We went to a Chinese restaurant, which was part of a cloisonne factory - and they had a souvenir shop. Let's just say if you go to this place, there isn't supposed to be any bargaining - and the very set of chopsticks that I bought for 30 Yuan in the Silk Market they were selling for 200 Yuan. I only bought a couple of cloisonne bracelets for the girls to have as keepsakes. I wasn't going to waste my time with spending money on something that was overpriced even for US standards.
Later, we went to the Summer Palace - which I believe would be awesome to see in the Spring or Summer. Not so hot in late Autumn. It was frigid near the lake. However, I think I could have spent a lot more time there. There was much more to see, and I could have spent time just sitting around some of the spots and appreciating the views.
I have to say - I was aching all over by the end of the second day. I could barely move, and we had to pack our suitcases to fly to Harbin the next day.
Well, evidently I did okay - because here we are in Harbin. And it's COLD! It's like Indiana in January - and it's only November. It's about 32 degrees fahrenheit - but it feels much colder. I think the humidity here is much higher than what it is in Indiana. Our guide, Lynn, is a sweatheart - I really like her very much. She is very helpful and speaks English really well.
Now in Harbin - we are told that since we are not Asian, the local population might possibly mistake us for Russians - and they might speak Russian to us. There is a river nearby that when it freezes over in the winter, it is a 5 minute walk across it to Russia. That's hard to believe.
We are waiting for Deb's son's friend who is studying here to come to the hotel. He's going to take us to a good restaurant so we can eat supper. I'm not looking forward to stepping outside the hotel with it as cold as it is...
Tomorrow, we are going to the Civil Affairs Bureau and will meet Jia. We will be taking her back to the hotel with us, and Lynn said she would stick around to help with some interpretation so she could explain to Jia what is going on. That would be just in case she grieves heavily. If things seem to go well, then we'll chance it on our own.

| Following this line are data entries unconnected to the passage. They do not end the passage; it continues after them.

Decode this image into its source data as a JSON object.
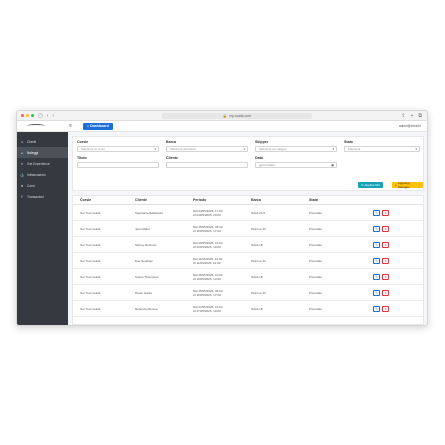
{
  "browser": {
    "url": "my-roads.com",
    "nav_icons": [
      "sidebar-icon",
      "back-icon",
      "forward-icon"
    ],
    "right_icons": [
      "share-icon",
      "new-tab-icon",
      "tabs-icon"
    ]
  },
  "topbar": {
    "dashboard_label": "Dashboard",
    "user_email": "admin@email.it"
  },
  "sidebar": {
    "items": [
      {
        "label": "Clienti",
        "icon": "users-icon",
        "active": false
      },
      {
        "label": "Noleggi",
        "icon": "boat-icon",
        "active": true
      },
      {
        "label": "Get Experience",
        "icon": "star-icon",
        "active": false
      },
      {
        "label": "Imbarcazioni",
        "icon": "anchor-icon",
        "active": false
      },
      {
        "label": "Corsi",
        "icon": "book-icon",
        "active": false
      },
      {
        "label": "Transazioni",
        "icon": "euro-icon",
        "active": false
      }
    ]
  },
  "filters": {
    "corsie_label": "Corsie",
    "corsie_value": "Seleziona un corso",
    "barca_label": "Barca",
    "barca_value": "Seleziona una barca",
    "skipper_label": "Skipper",
    "skipper_value": "Seleziona uno skipper",
    "stato_label": "Stato",
    "stato_value": "Seleziona",
    "titolo_label": "Titolo",
    "titolo_value": "",
    "cliente_label": "Cliente",
    "cliente_value": "",
    "data_label": "Data",
    "data_value": "gg/mm/aaaa",
    "apply_label": "Applica filtri",
    "add_label": "Aggiungi Noleggio"
  },
  "table": {
    "headers": [
      "Corsie",
      "Cliente",
      "Periodo",
      "Barca",
      "Stato"
    ],
    "rows": [
      {
        "corso": "Get Your Guide",
        "cliente": "Stephanie Baldassini",
        "periodo1": "Dal 04/05/2025, 17:00",
        "periodo2": "Al 04/05/2025, 20:00",
        "barca": "Soleil 24.5",
        "stato": "Prenotato"
      },
      {
        "corso": "Get Your Guide",
        "cliente": "Jean Marot",
        "periodo1": "Dal 15/05/2025, 09:30",
        "periodo2": "Al 15/05/2025, 17:00",
        "barca": "Patrone 23",
        "stato": "Prenotato"
      },
      {
        "corso": "Get Your Guide",
        "cliente": "Sidney Rehman",
        "periodo1": "Dal 20/05/2025, 16:00",
        "periodo2": "Al 20/05/2025, 19:00",
        "barca": "Soleil 18",
        "stato": "Prenotato"
      },
      {
        "corso": "Get Your Guide",
        "cliente": "Ene Southam",
        "periodo1": "Dal 11/06/2025, 10:00",
        "periodo2": "Al 11/06/2025, 14:00",
        "barca": "Patrone 22",
        "stato": "Prenotato"
      },
      {
        "corso": "Get Your Guide",
        "cliente": "Susan Thompson",
        "periodo1": "Dal 16/05/2025, 10:00",
        "periodo2": "Al 16/05/2025, 13:00",
        "barca": "Soleil 18",
        "stato": "Prenotato"
      },
      {
        "corso": "Get Your Guide",
        "cliente": "Daren Gates",
        "periodo1": "Dal 15/05/2025, 09:00",
        "periodo2": "Al 15/05/2025, 17:00",
        "barca": "Patrone 23",
        "stato": "Prenotato"
      },
      {
        "corso": "Get Your Guide",
        "cliente": "Rebecca Monroe",
        "periodo1": "Dal 27/05/2025, 16:00",
        "periodo2": "Al 27/05/2025, 19:00",
        "barca": "Soleil 18",
        "stato": "Prenotato"
      }
    ]
  },
  "colors": {
    "primary": "#1d6fd6",
    "info": "#17a2b8",
    "warning": "#ffc107",
    "danger": "#dc3545",
    "sidebar": "#343a40"
  }
}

I know this is a long post, and mostly fluff. I've been doing all this stuff so I wouldn't be going over and over in my head what would happen tomorrow. I worry that we are going to have our hands full and I am not up to it. Kenzie has been acting out a little - but I guess that is to be expected right now. Her whole world is turned upside down at this point and she's totally out of her element. Doing something that wears her out (Great Wall) was perfect for her - she can work off some energy and by the time we get to bed, she sleeps soundly. And so do I....
Here's to hoping we get the sleep we need after tomorrow. I don't know if I'll be able to blog again soon - we'll see. Say a prayer for us and for little Jia. She needs a lot of love to get her through the next few days.